╭─ RECORDS SUPPLIED

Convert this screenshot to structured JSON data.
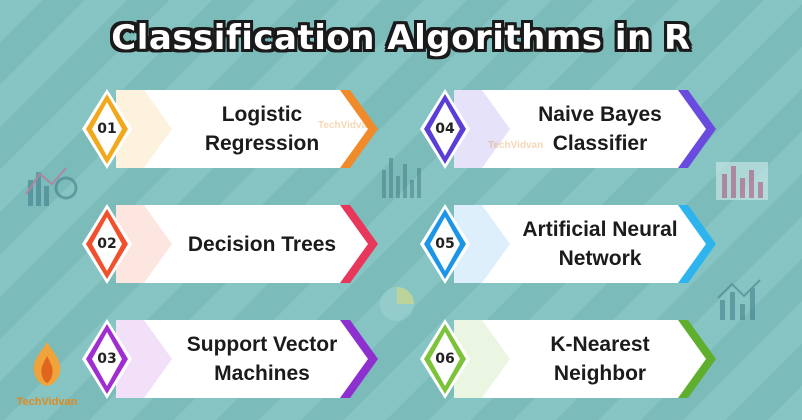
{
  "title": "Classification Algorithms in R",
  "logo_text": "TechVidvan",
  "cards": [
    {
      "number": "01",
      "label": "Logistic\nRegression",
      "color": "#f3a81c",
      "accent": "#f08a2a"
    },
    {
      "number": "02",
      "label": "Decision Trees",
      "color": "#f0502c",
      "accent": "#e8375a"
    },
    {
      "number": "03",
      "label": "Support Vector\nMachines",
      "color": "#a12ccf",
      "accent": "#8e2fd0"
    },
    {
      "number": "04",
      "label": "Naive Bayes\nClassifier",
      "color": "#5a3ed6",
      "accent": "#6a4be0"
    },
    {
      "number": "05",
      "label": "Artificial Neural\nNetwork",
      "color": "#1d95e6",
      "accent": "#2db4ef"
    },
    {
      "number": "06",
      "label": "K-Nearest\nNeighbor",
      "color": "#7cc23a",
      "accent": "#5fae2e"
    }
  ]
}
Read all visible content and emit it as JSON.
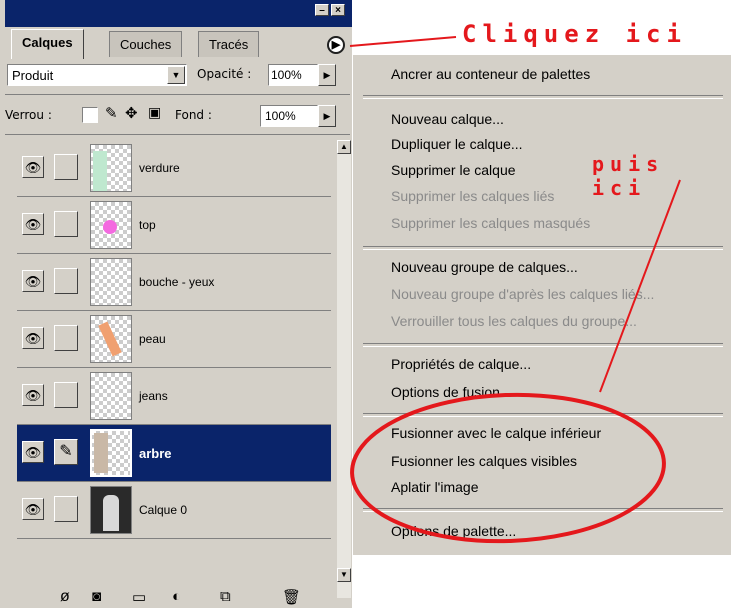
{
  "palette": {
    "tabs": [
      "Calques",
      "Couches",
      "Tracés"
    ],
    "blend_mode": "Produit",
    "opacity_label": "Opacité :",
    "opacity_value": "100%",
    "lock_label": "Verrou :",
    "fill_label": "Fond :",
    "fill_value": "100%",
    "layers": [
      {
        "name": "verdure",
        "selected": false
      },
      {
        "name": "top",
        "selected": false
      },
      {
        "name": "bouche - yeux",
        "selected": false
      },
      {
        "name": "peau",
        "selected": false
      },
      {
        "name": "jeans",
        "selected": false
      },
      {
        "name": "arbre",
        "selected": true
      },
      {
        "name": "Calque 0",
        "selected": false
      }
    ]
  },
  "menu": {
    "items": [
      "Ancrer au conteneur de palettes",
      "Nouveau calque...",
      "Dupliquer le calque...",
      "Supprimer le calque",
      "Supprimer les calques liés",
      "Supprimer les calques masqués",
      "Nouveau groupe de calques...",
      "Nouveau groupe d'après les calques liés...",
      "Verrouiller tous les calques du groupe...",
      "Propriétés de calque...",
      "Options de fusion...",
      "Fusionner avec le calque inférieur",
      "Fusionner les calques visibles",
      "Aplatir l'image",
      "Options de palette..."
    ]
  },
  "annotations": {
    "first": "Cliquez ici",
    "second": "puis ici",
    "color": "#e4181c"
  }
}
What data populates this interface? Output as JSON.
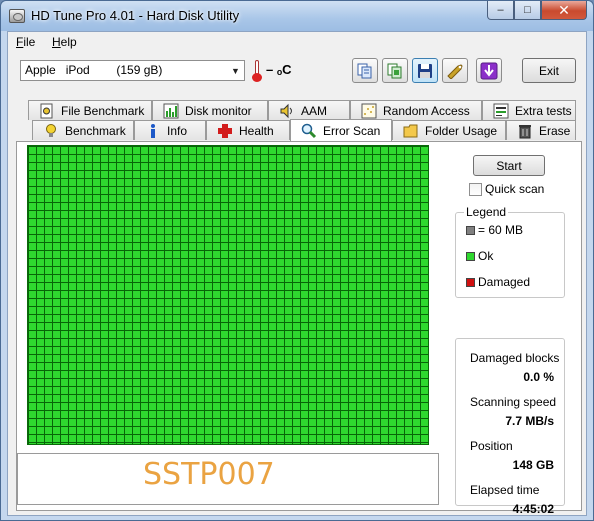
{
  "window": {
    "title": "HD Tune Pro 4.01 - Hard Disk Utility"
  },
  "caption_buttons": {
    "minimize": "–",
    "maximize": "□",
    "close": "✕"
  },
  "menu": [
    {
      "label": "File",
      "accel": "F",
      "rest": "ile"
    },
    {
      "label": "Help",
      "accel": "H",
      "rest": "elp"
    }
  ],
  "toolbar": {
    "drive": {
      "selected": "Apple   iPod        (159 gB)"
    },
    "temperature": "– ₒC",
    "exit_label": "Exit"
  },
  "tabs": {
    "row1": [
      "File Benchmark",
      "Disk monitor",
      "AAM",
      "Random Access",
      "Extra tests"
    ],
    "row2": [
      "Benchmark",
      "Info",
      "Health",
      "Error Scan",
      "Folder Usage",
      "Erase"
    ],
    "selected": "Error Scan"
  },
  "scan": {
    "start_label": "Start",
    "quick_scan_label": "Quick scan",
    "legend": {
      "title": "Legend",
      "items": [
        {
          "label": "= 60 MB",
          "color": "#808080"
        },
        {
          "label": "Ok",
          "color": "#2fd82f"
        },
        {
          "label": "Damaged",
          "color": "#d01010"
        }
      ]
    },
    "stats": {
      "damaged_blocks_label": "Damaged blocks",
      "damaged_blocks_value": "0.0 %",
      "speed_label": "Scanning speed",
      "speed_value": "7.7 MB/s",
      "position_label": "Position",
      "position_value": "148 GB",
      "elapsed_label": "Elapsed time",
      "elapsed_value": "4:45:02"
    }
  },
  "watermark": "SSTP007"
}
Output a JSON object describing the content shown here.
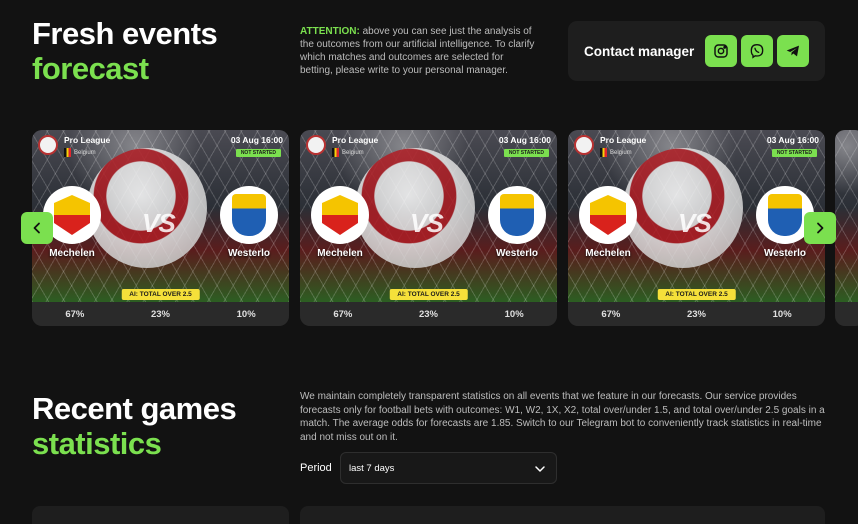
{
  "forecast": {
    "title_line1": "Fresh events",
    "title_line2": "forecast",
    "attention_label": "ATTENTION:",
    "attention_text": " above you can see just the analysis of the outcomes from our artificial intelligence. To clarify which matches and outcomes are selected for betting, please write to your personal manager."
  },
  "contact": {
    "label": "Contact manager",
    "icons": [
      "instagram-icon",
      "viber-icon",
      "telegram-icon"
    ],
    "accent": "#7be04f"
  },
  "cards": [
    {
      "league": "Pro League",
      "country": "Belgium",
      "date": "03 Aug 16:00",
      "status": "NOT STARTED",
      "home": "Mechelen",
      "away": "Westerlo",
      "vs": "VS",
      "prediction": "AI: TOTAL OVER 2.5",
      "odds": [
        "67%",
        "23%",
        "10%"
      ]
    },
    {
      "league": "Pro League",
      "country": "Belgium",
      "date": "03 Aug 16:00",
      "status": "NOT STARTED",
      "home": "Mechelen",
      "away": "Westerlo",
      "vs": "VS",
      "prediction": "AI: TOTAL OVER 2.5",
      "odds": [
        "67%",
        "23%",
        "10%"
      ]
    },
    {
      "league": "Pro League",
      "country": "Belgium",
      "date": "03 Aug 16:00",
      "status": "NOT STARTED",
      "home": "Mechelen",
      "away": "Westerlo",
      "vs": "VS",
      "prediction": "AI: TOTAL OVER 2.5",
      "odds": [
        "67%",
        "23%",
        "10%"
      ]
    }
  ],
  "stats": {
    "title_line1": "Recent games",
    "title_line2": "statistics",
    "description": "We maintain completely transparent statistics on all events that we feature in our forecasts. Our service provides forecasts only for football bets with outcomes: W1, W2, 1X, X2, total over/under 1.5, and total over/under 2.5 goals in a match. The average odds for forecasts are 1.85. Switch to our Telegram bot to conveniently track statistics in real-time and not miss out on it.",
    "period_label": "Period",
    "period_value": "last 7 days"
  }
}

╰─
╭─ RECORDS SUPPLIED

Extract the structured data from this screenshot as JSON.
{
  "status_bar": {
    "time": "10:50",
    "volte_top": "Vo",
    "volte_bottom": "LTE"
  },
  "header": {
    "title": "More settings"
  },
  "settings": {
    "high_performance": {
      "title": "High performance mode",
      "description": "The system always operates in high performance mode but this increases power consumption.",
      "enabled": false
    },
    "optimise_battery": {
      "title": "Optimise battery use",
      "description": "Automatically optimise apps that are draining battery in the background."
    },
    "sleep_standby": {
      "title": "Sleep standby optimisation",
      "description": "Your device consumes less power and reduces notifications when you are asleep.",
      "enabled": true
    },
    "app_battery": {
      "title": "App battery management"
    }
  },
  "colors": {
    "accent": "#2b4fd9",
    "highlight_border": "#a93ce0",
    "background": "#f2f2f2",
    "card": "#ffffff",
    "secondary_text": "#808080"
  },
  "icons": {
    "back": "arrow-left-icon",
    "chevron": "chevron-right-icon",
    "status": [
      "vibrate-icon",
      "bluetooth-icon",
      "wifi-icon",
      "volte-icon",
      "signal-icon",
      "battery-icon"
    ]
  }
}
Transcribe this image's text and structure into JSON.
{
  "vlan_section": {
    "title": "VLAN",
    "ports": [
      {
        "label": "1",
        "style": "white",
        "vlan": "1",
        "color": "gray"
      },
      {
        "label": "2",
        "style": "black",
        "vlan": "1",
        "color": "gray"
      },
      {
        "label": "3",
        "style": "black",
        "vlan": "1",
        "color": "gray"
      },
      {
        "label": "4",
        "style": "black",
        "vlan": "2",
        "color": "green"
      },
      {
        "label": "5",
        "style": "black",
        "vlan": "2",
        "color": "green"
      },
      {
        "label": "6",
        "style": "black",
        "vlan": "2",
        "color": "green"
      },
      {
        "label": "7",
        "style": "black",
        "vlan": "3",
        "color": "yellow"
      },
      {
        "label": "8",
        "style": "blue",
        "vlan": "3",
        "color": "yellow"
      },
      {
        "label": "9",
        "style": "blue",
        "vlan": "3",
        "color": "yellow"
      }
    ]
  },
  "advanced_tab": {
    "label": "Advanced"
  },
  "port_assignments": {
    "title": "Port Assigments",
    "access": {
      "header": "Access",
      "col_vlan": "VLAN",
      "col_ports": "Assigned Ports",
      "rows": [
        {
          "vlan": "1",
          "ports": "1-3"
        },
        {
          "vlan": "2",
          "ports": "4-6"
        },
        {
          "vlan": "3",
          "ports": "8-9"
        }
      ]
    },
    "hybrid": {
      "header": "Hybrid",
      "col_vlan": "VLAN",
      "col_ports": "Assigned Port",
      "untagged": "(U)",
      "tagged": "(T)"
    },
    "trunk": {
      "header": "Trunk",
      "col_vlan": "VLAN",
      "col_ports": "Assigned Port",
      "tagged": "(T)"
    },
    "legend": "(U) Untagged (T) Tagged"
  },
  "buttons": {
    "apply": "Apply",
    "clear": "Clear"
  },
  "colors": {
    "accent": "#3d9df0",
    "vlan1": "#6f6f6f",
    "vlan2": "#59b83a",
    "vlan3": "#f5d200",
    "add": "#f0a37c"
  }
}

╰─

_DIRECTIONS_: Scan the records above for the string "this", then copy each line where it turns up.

_ANSWER FOR THE TASK_:
Convert this screenshot to structured JSON data.
What data populates this interface? Output as JSON.
Extract the structured data from this screenshot as JSON.
      "description": "The system always operates in high performance mode but this increases power consumption.",
Transcribe this image's text and structure into JSON.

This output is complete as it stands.